> **REQUIREMENT**
Filter the listing and keep only the lines with the word "在弹出的菜单中指定窗口内容".

> **DATA SHOWN**
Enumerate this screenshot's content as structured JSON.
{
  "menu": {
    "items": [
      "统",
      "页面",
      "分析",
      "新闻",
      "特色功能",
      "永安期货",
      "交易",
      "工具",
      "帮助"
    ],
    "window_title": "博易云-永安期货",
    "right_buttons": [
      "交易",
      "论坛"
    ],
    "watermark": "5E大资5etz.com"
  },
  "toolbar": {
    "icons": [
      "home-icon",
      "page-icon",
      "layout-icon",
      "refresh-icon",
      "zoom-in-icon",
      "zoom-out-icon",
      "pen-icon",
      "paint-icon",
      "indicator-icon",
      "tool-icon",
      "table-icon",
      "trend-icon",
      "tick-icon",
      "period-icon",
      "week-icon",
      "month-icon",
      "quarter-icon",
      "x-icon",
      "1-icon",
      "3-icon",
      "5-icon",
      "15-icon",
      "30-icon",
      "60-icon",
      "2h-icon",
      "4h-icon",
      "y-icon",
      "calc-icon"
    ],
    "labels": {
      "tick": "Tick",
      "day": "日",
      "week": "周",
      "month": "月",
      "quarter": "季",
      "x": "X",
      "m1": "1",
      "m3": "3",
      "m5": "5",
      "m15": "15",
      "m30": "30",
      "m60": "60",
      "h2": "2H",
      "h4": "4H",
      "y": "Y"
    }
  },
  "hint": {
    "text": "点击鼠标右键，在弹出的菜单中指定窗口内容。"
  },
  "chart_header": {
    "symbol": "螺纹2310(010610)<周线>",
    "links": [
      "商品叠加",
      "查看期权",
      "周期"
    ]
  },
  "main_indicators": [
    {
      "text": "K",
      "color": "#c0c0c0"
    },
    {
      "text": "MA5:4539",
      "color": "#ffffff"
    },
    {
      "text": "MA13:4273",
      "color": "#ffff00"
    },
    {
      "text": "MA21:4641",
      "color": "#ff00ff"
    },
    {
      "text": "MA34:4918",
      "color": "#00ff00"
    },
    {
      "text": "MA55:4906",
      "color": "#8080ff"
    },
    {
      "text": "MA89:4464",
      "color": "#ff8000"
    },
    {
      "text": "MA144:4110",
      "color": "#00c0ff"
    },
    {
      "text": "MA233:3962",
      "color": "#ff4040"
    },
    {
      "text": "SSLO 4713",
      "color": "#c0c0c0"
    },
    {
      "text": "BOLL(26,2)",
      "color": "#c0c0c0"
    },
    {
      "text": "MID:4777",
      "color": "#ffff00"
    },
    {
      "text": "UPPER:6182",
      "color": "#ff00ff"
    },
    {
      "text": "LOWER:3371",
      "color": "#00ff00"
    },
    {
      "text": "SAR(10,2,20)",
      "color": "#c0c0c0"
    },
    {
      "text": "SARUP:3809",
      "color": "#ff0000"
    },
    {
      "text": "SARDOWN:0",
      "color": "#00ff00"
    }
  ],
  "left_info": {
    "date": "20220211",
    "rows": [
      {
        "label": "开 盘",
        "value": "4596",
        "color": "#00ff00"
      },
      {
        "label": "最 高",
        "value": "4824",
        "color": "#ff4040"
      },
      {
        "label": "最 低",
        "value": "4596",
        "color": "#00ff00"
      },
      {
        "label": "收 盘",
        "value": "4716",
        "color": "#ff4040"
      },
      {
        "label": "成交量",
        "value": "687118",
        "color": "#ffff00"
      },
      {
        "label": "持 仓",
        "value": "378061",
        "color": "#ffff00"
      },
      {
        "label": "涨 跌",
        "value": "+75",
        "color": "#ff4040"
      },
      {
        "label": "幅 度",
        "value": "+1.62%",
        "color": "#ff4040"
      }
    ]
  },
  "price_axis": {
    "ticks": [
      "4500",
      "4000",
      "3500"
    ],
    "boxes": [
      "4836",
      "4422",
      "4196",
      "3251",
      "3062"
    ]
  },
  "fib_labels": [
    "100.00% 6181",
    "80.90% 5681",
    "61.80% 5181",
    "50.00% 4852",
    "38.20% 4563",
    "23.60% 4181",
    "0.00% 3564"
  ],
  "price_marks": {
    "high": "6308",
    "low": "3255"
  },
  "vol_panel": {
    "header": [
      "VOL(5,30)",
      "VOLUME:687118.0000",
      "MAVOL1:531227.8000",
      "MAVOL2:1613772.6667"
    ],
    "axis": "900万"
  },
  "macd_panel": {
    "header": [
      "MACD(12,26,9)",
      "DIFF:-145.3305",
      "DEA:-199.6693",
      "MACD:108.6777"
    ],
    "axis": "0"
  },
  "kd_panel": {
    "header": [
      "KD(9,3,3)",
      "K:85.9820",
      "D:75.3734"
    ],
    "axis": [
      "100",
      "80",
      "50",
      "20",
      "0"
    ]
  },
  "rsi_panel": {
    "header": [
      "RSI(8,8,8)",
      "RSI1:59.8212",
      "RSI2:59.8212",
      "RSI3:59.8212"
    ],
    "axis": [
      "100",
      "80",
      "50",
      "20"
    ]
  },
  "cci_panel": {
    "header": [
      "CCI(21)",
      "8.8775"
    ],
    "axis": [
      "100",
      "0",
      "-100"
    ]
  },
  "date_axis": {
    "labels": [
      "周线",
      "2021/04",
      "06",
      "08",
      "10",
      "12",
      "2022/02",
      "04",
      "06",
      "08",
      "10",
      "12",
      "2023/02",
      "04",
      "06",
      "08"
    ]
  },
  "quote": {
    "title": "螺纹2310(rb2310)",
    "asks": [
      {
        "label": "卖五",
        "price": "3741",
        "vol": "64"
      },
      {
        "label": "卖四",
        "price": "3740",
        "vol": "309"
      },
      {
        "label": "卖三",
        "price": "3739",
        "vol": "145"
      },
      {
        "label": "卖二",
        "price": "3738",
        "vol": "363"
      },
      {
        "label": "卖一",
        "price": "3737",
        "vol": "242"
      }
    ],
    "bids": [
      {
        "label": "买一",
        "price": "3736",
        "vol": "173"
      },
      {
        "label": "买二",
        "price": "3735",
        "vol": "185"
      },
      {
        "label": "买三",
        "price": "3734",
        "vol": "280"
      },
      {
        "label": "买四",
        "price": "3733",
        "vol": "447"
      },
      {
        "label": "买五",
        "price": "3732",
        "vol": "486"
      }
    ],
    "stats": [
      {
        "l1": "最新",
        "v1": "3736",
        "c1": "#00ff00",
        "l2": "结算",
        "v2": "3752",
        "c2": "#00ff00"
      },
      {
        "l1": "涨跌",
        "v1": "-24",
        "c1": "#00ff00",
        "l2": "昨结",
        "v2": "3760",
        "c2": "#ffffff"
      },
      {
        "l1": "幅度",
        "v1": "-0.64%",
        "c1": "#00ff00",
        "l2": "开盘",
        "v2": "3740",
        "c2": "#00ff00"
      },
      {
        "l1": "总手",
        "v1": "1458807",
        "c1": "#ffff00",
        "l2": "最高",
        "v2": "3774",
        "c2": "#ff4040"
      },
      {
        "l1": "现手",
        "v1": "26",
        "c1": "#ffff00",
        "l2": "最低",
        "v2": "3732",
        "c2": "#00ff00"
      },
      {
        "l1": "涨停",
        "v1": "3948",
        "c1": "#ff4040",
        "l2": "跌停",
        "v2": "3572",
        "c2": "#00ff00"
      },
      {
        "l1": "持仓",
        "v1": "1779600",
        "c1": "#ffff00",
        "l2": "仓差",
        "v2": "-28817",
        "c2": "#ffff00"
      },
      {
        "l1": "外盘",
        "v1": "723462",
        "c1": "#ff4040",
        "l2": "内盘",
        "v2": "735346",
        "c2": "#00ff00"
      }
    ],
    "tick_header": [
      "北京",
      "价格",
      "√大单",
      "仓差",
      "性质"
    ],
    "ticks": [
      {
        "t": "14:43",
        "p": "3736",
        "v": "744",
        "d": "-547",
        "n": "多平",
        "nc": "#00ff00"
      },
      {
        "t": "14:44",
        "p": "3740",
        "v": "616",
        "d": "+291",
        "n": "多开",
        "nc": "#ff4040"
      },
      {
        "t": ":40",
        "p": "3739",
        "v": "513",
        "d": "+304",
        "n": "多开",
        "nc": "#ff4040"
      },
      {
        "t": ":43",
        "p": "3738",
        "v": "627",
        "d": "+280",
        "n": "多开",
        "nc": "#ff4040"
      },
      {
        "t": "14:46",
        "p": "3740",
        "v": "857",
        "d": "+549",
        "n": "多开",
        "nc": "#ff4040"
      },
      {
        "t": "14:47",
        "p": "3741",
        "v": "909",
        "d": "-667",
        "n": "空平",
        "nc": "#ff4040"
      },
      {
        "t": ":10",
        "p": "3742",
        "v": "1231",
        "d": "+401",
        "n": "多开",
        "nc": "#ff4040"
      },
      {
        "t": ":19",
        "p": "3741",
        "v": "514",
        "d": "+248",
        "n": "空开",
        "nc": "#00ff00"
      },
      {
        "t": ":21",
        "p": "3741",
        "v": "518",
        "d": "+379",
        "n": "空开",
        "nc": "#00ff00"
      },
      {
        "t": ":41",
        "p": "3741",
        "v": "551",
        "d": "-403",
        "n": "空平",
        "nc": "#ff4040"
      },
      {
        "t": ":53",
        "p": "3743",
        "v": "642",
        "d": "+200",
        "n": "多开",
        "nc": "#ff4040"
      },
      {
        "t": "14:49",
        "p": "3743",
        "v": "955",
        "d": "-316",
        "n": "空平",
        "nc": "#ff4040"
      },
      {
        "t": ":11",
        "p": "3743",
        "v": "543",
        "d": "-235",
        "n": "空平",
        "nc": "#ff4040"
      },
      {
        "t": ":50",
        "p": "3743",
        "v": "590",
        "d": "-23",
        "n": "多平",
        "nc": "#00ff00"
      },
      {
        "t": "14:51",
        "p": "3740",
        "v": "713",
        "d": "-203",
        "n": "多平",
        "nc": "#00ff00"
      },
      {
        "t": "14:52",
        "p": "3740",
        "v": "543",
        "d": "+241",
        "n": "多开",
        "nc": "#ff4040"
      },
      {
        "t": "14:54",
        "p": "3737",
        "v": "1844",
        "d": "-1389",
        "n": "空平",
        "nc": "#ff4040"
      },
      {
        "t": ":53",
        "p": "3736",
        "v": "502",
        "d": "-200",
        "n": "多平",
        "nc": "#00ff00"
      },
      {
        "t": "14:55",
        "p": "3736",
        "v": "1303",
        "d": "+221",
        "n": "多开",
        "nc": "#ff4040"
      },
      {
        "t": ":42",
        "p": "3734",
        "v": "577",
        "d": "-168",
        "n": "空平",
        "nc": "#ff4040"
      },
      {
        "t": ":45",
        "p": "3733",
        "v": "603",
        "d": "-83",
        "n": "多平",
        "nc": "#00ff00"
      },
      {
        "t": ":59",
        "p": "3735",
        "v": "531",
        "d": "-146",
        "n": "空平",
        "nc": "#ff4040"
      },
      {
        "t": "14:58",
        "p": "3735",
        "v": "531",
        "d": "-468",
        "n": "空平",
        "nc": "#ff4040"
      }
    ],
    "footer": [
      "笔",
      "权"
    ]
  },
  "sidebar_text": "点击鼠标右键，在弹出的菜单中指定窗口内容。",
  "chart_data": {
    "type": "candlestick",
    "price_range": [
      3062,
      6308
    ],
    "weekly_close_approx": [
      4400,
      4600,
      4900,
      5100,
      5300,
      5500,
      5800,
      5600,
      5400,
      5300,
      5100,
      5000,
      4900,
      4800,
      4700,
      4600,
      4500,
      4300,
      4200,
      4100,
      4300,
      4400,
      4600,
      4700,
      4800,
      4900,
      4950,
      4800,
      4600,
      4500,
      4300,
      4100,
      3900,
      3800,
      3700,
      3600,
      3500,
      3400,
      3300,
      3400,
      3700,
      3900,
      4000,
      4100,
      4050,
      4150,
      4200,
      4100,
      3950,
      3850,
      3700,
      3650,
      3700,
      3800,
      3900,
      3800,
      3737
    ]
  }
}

> **EXERCISE SOLUTION**
    "text": "点击鼠标右键，在弹出的菜单中指定窗口内容。"
  "sidebar_text": "点击鼠标右键，在弹出的菜单中指定窗口内容。",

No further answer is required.